Entering and leaving the airport in Dar es Salaam, it’s hard to miss the massive fence around a piece of ground that the Tanzanian government hopes will become Terminal III. On the fence in bold letters one can read “Investor: China International Fund, Ltd.” But peek behind the fence, as I did earlier this month, and you will see … nothing: an empty piece of land without a hint of construction or machinery. Another example of the “talks big but doesn’t deliver” style that frequently characterizes the deals signed by this sleazy Hong Kong company.
Deborah Brautigam’s suspicions are confirmed today in Dar’s Guardian on Sunday, [site down today: link when available] which reports a breakdown in talks between China International Fund (CIF) and the Ministry of Transport, and that European firm (Dutch?) Interbeton BV is now favoured. The mooted deal with CIF – Terminal 3, in return for mining rights for an unspecified mineral – was crude, if not unprecedented in other parts of the continent.
CIF as well, as its related companies (“the 88 Queensway Group”, named for an address they share in Hong Kong’s CBD), is the bogey man of Chinese efforts to source African natural resources. Based in Hong Kong they made their name, for better or worse, by cornering Angola’s oil exports to China. Further deals in Zimbabwe and Guinea, with coup leader Moussa Camara, cemented a reputation for dodgy dealing – questionable contract terms, conflicts of interest and unfulfilled commitments. See The Economist for a punchy summary or for more detail check this U.S.-China Economic and Security Review Commission report.
So if the Terminal 3 contract is not to be granted to CIF, is there any call for concern?
Probably yes. 88 Queensway firms has been sniffing around Tanzania since at least 2007. That was the year that Sonangol International was granted an option on oil exploration blocks in Rukwa Region – an option that the Tanzania Petroleum Development Corporation said they never took up. Why they were offered them in the first place is not clear, though it is speculated that it was in return for a promised investment in state owned Air Tanzania Ltd. Like Terminal 3, that lead to nothing despite years of negotiation.

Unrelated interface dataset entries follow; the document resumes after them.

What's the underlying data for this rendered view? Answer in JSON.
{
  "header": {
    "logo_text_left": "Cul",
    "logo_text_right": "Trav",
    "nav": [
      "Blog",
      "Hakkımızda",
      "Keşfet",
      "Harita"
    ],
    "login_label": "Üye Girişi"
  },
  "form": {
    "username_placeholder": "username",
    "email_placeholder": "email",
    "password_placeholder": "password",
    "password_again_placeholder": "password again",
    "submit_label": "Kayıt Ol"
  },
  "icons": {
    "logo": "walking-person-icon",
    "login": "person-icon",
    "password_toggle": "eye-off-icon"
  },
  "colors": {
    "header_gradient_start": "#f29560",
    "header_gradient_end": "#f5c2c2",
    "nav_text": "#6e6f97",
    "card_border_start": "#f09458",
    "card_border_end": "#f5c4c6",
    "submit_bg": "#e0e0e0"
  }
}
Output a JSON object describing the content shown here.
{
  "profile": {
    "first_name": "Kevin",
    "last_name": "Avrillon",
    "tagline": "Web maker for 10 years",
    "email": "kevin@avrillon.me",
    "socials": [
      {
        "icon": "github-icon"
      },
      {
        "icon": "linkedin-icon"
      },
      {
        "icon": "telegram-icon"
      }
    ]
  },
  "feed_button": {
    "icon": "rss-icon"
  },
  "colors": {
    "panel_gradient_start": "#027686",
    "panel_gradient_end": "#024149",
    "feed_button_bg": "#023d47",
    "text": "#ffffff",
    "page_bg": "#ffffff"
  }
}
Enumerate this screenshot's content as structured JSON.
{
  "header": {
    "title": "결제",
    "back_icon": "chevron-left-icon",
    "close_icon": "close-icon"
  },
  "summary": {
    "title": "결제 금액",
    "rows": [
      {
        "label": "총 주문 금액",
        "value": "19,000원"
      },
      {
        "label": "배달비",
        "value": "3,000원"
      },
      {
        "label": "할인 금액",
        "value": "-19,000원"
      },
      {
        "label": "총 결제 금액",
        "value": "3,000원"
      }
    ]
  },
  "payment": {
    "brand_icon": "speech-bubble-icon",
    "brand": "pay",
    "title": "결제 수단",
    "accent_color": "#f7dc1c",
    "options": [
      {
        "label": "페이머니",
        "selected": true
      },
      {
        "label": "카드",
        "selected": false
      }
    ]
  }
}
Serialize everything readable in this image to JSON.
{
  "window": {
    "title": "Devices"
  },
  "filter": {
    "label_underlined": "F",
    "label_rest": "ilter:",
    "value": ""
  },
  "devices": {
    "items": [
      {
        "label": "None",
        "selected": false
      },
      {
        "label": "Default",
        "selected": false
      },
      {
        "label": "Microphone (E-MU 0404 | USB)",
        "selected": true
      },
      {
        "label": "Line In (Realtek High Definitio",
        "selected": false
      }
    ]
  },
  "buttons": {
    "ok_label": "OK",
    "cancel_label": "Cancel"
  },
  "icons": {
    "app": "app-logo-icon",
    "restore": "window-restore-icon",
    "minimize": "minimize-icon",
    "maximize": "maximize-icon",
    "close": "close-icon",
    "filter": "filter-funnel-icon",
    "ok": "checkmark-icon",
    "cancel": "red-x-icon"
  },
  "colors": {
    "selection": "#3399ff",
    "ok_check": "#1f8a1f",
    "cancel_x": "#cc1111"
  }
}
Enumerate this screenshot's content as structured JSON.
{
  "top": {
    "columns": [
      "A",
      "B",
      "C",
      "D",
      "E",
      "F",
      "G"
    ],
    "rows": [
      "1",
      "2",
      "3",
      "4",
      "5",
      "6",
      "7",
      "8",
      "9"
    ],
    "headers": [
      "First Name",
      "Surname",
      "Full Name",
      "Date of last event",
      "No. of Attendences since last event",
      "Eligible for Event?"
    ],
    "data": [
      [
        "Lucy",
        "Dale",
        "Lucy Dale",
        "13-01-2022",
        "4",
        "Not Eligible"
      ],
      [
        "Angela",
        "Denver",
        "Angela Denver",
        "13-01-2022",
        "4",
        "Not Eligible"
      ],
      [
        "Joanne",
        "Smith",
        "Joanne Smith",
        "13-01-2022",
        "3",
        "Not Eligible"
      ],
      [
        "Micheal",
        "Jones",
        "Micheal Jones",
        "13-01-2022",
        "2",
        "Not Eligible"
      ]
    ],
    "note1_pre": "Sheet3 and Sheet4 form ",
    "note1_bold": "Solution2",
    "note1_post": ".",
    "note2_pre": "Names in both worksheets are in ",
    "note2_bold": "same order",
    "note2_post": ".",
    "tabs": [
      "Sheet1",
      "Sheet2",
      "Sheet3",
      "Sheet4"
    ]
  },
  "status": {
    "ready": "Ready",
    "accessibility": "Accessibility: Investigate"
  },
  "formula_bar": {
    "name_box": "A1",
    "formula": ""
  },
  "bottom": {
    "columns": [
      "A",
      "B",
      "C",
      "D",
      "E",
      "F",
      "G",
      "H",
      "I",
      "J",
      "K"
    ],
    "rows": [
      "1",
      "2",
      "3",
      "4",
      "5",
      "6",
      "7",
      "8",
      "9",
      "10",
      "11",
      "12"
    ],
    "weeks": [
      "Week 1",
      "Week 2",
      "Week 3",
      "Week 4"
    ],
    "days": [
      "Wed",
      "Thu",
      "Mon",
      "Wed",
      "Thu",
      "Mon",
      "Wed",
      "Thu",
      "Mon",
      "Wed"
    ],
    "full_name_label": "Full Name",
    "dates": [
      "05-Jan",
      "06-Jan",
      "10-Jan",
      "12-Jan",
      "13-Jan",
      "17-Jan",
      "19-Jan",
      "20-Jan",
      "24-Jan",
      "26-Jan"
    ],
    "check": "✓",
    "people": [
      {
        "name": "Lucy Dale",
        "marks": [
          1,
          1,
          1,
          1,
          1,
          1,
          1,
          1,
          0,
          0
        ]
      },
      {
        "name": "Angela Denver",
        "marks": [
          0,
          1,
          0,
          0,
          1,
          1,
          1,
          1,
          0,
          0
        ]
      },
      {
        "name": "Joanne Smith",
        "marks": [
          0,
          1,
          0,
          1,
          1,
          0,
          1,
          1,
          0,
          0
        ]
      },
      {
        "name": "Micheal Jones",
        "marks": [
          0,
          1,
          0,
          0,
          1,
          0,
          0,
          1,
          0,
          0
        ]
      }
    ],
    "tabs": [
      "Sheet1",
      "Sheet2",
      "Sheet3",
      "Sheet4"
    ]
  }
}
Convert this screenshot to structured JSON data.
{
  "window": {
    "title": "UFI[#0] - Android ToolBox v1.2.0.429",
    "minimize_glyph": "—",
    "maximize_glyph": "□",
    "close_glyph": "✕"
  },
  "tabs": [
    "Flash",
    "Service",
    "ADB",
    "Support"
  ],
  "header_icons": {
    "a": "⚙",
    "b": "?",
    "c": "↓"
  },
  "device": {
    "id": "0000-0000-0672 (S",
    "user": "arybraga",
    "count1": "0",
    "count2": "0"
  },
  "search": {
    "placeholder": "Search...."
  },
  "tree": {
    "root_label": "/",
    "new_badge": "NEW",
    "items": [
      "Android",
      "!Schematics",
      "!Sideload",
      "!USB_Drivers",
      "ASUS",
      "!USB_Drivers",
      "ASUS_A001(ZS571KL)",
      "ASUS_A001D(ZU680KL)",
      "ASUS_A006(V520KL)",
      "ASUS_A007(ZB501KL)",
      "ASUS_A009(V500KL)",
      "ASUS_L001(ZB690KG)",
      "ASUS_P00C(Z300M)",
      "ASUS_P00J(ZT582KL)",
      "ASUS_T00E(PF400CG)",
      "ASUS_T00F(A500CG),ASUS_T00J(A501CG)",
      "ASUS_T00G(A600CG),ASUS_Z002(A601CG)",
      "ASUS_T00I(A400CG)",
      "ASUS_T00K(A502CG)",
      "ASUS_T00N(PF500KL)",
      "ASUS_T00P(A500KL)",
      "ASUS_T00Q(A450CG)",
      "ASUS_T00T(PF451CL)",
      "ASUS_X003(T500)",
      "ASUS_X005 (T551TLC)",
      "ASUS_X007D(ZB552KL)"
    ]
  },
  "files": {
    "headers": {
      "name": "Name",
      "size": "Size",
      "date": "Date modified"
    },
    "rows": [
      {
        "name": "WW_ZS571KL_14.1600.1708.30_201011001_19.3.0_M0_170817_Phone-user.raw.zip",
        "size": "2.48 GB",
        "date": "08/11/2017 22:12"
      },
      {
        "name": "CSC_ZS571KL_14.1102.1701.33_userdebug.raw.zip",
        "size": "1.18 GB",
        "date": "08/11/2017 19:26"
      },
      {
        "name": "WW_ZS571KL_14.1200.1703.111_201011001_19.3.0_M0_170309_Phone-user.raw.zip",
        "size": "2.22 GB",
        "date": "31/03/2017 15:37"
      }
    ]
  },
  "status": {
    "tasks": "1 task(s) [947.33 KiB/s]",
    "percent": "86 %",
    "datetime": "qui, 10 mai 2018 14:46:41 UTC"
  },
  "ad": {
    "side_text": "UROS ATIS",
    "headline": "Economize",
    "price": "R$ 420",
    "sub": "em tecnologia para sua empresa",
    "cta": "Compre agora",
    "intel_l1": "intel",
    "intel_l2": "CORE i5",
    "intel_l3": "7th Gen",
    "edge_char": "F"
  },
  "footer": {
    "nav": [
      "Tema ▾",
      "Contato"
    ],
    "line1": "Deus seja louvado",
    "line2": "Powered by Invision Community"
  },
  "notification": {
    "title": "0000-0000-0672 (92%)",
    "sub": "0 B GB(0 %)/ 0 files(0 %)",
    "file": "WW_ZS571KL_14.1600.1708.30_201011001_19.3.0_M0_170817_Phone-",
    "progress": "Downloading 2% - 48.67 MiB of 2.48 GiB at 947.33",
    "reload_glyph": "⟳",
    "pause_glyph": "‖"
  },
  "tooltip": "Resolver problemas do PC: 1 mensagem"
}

These are issues that go back some years. But one must question why CIF and related firms are still considered as potential business partners in Tanzania? This is of particular interest given the likely auction next year of deep sea oil and gas exploration blocks in Tanzanian waters on the back of considerable reserves being found by Ophir-BG and excited exploration from Petrobras and Statoil.
And there are few angels in the oil game. The potential for questionable contract terms, conflicts of interest and unfulfilled commitments. is not confined to Hong Kong based outfits. Italy’s ENI was implicated in bribing Ugandan ministers in the most recent wikileaks cables dump while Anglo-Irish outfit Tullow has been similarly accused in the Ugandan parliament more recently while the terms of its agreements with the Ugandan government remain sub rosa. ENI incidentally, last week announced the largest gas discovery to date in East African waters, in Mozambique. One can be forgiven for speculating as to how they got the licence.
Tanzania has committed itself at the highest level to the Extractive Industries Transparency Initiative’s (EITI) “principles, standards and values“. Since that commitment was originally made in 2009, Tanzania has been unable to meet EITI’s benchmarks for transparency around company payments and government revenues. The first attempt to do so last year, and published earlier this year, found over 30 million dollars unaccounted for – and that’s US, not Hong Kong. So there are reasonable concerns as to how revenues may be managed.
The transformative potential of Tanzania’s gas reserves is considerable – it will certainly transform the southern port town of Mtwara, base for many of the deep sea operations. Dealing with that potential will be Tanzania’s biggest challenge so far this century.
As for Terminal 3, we’ll just have to keep waiting. Bitter news for the thousands evicted to make way for it.